Sheet: 9 3/8 x 26 1/4 inches (23.8 x 66.7 cm)
Inscription(s)/Marks/Lettering:

Signed in pen and black ink, lower right: "J.T. Serres"; not dated

Credit Line:
Yale Center for British Art, Paul Mellon Collection
Copyright Status:
Public Domain
Accession Number:
B1975.3.194
Classification:
Drawings & Watercolors
Collection:
Prints and Drawings
Subject Terms:
boats | castle | crowd | island | marine art | sailboat | sea
Associated Places:
Castle Cornet | Channel Islands | Guernsey | Saint Peter Port | United Kingdom
Access:
View by request in the Study Room [Request]
Note: The Study Room is open by appointment. Please visit the Study Room page on our website for more details.
Link:
https://collections.britishart.yale.edu/catalog/tms:12139
Export:
XML
IIIF Manifest:
JSON

Robert Cleveley (cat. 69) [B1975.4.1476] belonged to a family of marine painters. So too did John Thomas Serres. His father Dominic Serres, from a well off Gascon family, ran away to sea and arrived in England as Prisoner of war in the 1750s. After studying with the marine painter Charles Brooking, the elder Serres achieved considerable success in that line, becoming Marine Painter to George III in 1780. Unlike Robert Cleveley, John Thomas Serres has no practical experience of ships and the sea. But he was a pupil of his father and, on his father's death in 1793, succeeded him as Marine Painter to George III. In 1800 John Thomas Serres was also appointed Marine Draughtsman to the Admiralty. One of his duties was to provide detailed elevations of the coastlines of Britain, France, and Spain. His View of Cornet, Guernsey, Channel Islands, with Shipping may be related to the production of these official coastal views. The more modest but also more charming A Hoy and a Lugger with other Shipping on a Calm Sea depicts two of the types of small vessels that plied the coastal trade around England and Holland in the eighteenth century.

Scott Wilcox

Wilcox, Forrester, O'Neil, Sloan. The Line of Beauty: British Drawings and Watercolors of the Eighteenth Century.
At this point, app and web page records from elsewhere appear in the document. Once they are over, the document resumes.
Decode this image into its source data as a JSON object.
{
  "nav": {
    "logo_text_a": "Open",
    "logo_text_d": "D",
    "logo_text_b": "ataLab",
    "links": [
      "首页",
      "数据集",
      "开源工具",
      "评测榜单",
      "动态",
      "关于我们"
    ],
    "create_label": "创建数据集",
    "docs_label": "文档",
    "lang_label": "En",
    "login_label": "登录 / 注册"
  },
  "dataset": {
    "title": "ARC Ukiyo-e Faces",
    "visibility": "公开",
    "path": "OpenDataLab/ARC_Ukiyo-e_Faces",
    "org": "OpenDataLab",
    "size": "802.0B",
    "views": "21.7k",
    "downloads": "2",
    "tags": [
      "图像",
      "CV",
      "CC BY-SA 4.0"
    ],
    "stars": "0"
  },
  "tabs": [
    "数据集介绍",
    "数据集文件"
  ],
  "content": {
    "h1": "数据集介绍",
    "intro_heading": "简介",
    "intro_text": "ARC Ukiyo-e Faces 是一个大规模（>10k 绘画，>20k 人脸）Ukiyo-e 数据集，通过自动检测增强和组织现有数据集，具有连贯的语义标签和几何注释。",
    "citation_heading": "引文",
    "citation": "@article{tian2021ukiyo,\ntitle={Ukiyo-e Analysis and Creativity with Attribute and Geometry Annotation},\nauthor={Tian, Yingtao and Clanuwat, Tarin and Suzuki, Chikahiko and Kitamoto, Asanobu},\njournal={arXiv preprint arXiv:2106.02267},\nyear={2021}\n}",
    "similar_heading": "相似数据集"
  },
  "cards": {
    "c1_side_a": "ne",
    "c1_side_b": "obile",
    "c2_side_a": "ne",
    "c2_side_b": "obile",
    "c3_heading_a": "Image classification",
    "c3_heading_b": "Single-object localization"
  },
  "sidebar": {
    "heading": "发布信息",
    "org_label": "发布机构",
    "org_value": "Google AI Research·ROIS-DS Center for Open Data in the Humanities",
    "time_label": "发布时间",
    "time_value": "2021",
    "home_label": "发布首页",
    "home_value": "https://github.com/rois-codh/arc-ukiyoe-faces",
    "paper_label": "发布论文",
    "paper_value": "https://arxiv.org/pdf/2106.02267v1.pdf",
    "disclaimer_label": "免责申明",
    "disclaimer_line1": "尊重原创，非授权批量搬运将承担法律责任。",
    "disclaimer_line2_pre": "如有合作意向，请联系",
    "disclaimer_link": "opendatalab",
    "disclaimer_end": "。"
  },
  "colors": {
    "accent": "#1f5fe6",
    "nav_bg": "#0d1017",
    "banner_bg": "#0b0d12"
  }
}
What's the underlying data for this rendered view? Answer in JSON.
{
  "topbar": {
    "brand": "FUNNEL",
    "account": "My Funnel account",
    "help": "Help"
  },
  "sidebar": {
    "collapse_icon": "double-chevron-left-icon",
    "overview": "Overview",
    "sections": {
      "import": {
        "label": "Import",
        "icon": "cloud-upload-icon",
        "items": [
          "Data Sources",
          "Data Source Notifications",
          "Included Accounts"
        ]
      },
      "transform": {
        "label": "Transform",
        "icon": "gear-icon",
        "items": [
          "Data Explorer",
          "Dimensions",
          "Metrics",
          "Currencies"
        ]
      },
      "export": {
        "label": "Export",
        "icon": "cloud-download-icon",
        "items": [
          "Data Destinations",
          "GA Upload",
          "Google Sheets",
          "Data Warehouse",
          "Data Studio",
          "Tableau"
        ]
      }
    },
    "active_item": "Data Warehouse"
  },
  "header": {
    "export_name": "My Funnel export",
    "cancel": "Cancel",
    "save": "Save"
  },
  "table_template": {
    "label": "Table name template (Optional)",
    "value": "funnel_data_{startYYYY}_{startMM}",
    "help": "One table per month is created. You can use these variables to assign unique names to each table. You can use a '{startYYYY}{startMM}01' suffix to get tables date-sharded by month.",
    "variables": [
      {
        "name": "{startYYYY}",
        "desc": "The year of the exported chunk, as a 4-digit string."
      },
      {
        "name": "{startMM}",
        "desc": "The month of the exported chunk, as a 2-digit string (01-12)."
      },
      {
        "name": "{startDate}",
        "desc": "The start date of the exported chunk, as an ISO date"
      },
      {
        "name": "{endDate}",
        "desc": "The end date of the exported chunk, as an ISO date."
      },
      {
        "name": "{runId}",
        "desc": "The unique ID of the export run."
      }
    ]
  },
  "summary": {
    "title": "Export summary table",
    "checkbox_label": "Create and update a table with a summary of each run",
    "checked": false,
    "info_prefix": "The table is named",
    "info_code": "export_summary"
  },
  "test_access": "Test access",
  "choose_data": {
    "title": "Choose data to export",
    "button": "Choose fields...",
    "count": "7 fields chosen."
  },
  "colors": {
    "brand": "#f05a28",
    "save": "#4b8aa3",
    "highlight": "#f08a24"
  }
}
Yale Center for British Art, New Haven, 2001, pg. 90 cat. no. 72

Eleanor Hughes, Spreading Canvas : Eighteenth-Century British Marine Painting, Yale Center for British Art, New Haven, 2016, p. 273, 276, cat. 137, ND 1373.G74 S67 2016 (YCBA)


If you have information about this object that may be of assistance please contact us.